### [Work instruction]
All the entries need to be duplicated exactly, with the pictures omitted.

BEGIN Records provided

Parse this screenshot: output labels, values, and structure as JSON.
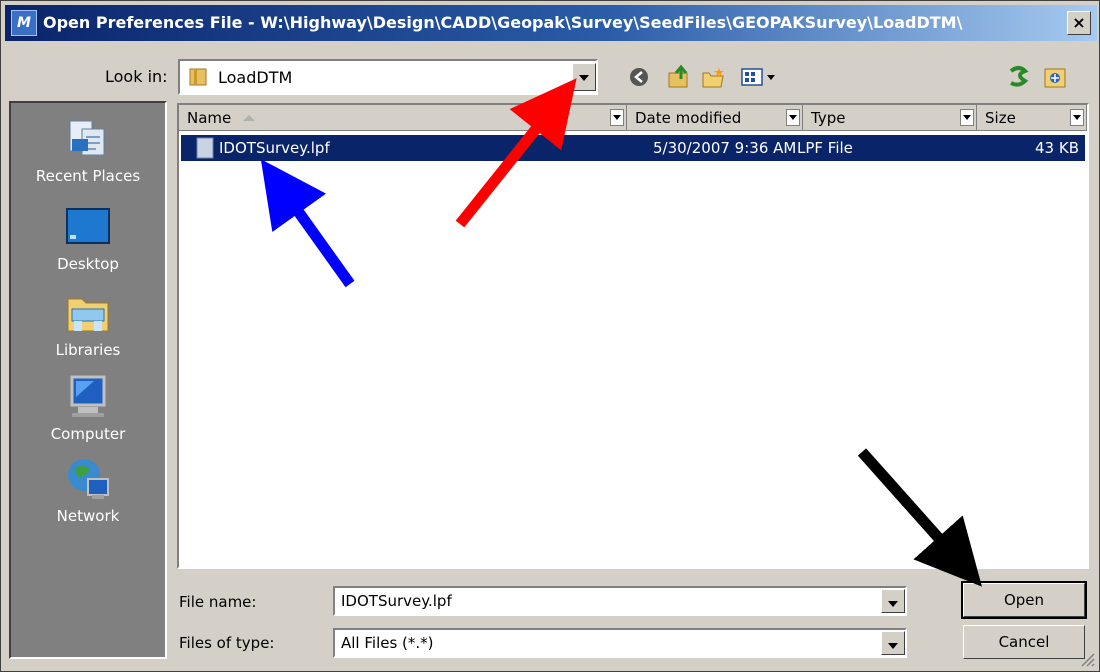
{
  "window": {
    "title": "Open Preferences File - W:\\Highway\\Design\\CADD\\Geopak\\Survey\\SeedFiles\\GEOPAKSurvey\\LoadDTM\\",
    "close_label": "×"
  },
  "look_in": {
    "label": "Look in:",
    "value": "LoadDTM"
  },
  "places": [
    {
      "label": "Recent Places"
    },
    {
      "label": "Desktop"
    },
    {
      "label": "Libraries"
    },
    {
      "label": "Computer"
    },
    {
      "label": "Network"
    }
  ],
  "columns": {
    "name": "Name",
    "date": "Date modified",
    "type": "Type",
    "size": "Size"
  },
  "files": [
    {
      "name": "IDOTSurvey.lpf",
      "date": "5/30/2007 9:36 AM",
      "type": "LPF File",
      "size": "43 KB"
    }
  ],
  "file_name": {
    "label": "File name:",
    "value": "IDOTSurvey.lpf"
  },
  "file_type": {
    "label": "Files of type:",
    "value": "All Files (*.*)"
  },
  "buttons": {
    "open": "Open",
    "cancel": "Cancel"
  },
  "colors": {
    "selection": "#0a246a",
    "arrow_red": "#ff0000",
    "arrow_blue": "#0000ff",
    "arrow_black": "#000000"
  }
}
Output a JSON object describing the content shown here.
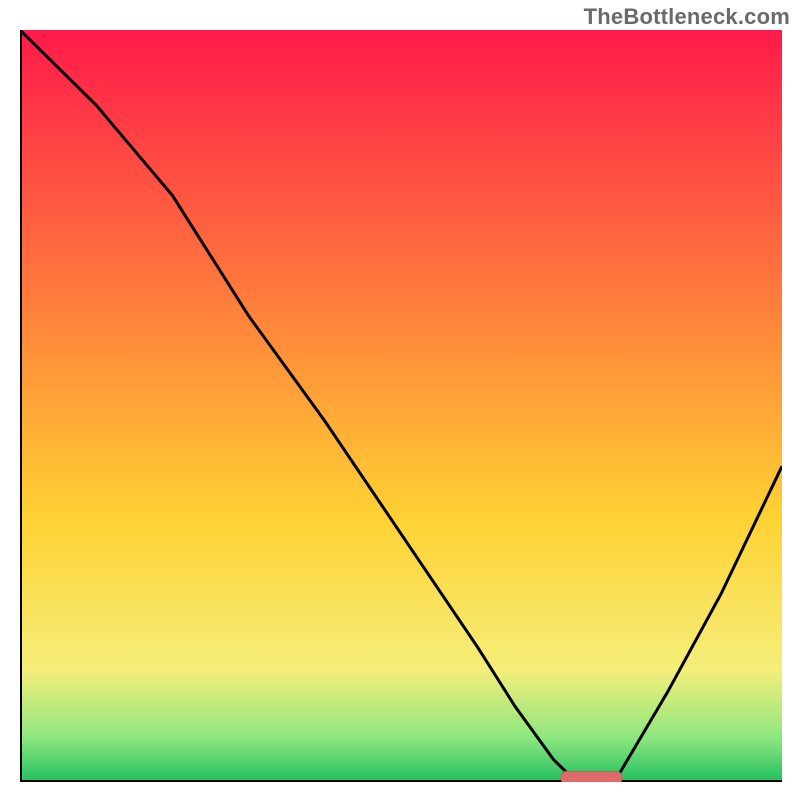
{
  "watermark": "TheBottleneck.com",
  "colors": {
    "gradient_top": "#ff1a4a",
    "gradient_mid_upper": "#ff7a3c",
    "gradient_mid": "#ffd233",
    "gradient_mid_lower": "#f5ee7a",
    "gradient_green_light": "#8fe780",
    "gradient_green": "#21c060",
    "axis": "#000000",
    "curve": "#000000",
    "marker_fill": "#e06a6a",
    "marker_stroke": "#d45a5a"
  },
  "chart_data": {
    "type": "line",
    "title": "",
    "xlabel": "",
    "ylabel": "",
    "xlim": [
      0,
      100
    ],
    "ylim": [
      0,
      100
    ],
    "series": [
      {
        "name": "bottleneck-curve",
        "x": [
          0,
          10,
          20,
          30,
          40,
          50,
          60,
          65,
          70,
          73,
          78,
          85,
          92,
          100
        ],
        "y": [
          100,
          90,
          78,
          62,
          48,
          33,
          18,
          10,
          3,
          0,
          0,
          12,
          25,
          42
        ]
      }
    ],
    "optimum_marker": {
      "x_start": 71,
      "x_end": 79,
      "y": 0.5
    },
    "background": {
      "style": "vertical-gradient",
      "stops": [
        {
          "pos": 0.0,
          "color": "#ff1a4a"
        },
        {
          "pos": 0.35,
          "color": "#ff7a3c"
        },
        {
          "pos": 0.65,
          "color": "#ffd233"
        },
        {
          "pos": 0.85,
          "color": "#f5ee7a"
        },
        {
          "pos": 0.94,
          "color": "#8fe780"
        },
        {
          "pos": 1.0,
          "color": "#21c060"
        }
      ]
    }
  }
}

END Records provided

### [Output of the exercise]
Parse this screenshot: output labels, values, and structure as JSON.
{
  "window": {
    "title": "Open Preferences File - W:\\Highway\\Design\\CADD\\Geopak\\Survey\\SeedFiles\\GEOPAKSurvey\\LoadDTM\\",
    "close_label": "×"
  },
  "look_in": {
    "label": "Look in:",
    "value": "LoadDTM"
  },
  "places": [
    {
      "label": "Recent Places"
    },
    {
      "label": "Desktop"
    },
    {
      "label": "Libraries"
    },
    {
      "label": "Computer"
    },
    {
      "label": "Network"
    }
  ],
  "columns": {
    "name": "Name",
    "date": "Date modified",
    "type": "Type",
    "size": "Size"
  },
  "files": [
    {
      "name": "IDOTSurvey.lpf",
      "date": "5/30/2007 9:36 AM",
      "type": "LPF File",
      "size": "43 KB"
    }
  ],
  "file_name": {
    "label": "File name:",
    "value": "IDOTSurvey.lpf"
  },
  "file_type": {
    "label": "Files of type:",
    "value": "All Files (*.*)"
  },
  "buttons": {
    "open": "Open",
    "cancel": "Cancel"
  },
  "colors": {
    "selection": "#0a246a",
    "arrow_red": "#ff0000",
    "arrow_blue": "#0000ff",
    "arrow_black": "#000000"
  }
}
Output a JSON object describing the content shown here.
{
  "watermark": "TheBottleneck.com",
  "colors": {
    "gradient_top": "#ff1a4a",
    "gradient_mid_upper": "#ff7a3c",
    "gradient_mid": "#ffd233",
    "gradient_mid_lower": "#f5ee7a",
    "gradient_green_light": "#8fe780",
    "gradient_green": "#21c060",
    "axis": "#000000",
    "curve": "#000000",
    "marker_fill": "#e06a6a",
    "marker_stroke": "#d45a5a"
  },
  "chart_data": {
    "type": "line",
    "title": "",
    "xlabel": "",
    "ylabel": "",
    "xlim": [
      0,
      100
    ],
    "ylim": [
      0,
      100
    ],
    "series": [
      {
        "name": "bottleneck-curve",
        "x": [
          0,
          10,
          20,
          30,
          40,
          50,
          60,
          65,
          70,
          73,
          78,
          85,
          92,
          100
        ],
        "y": [
          100,
          90,
          78,
          62,
          48,
          33,
          18,
          10,
          3,
          0,
          0,
          12,
          25,
          42
        ]
      }
    ],
    "optimum_marker": {
      "x_start": 71,
      "x_end": 79,
      "y": 0.5
    },
    "background": {
      "style": "vertical-gradient",
      "stops": [
        {
          "pos": 0.0,
          "color": "#ff1a4a"
        },
        {
          "pos": 0.35,
          "color": "#ff7a3c"
        },
        {
          "pos": 0.65,
          "color": "#ffd233"
        },
        {
          "pos": 0.85,
          "color": "#f5ee7a"
        },
        {
          "pos": 0.94,
          "color": "#8fe780"
        },
        {
          "pos": 1.0,
          "color": "#21c060"
        }
      ]
    }
  }
}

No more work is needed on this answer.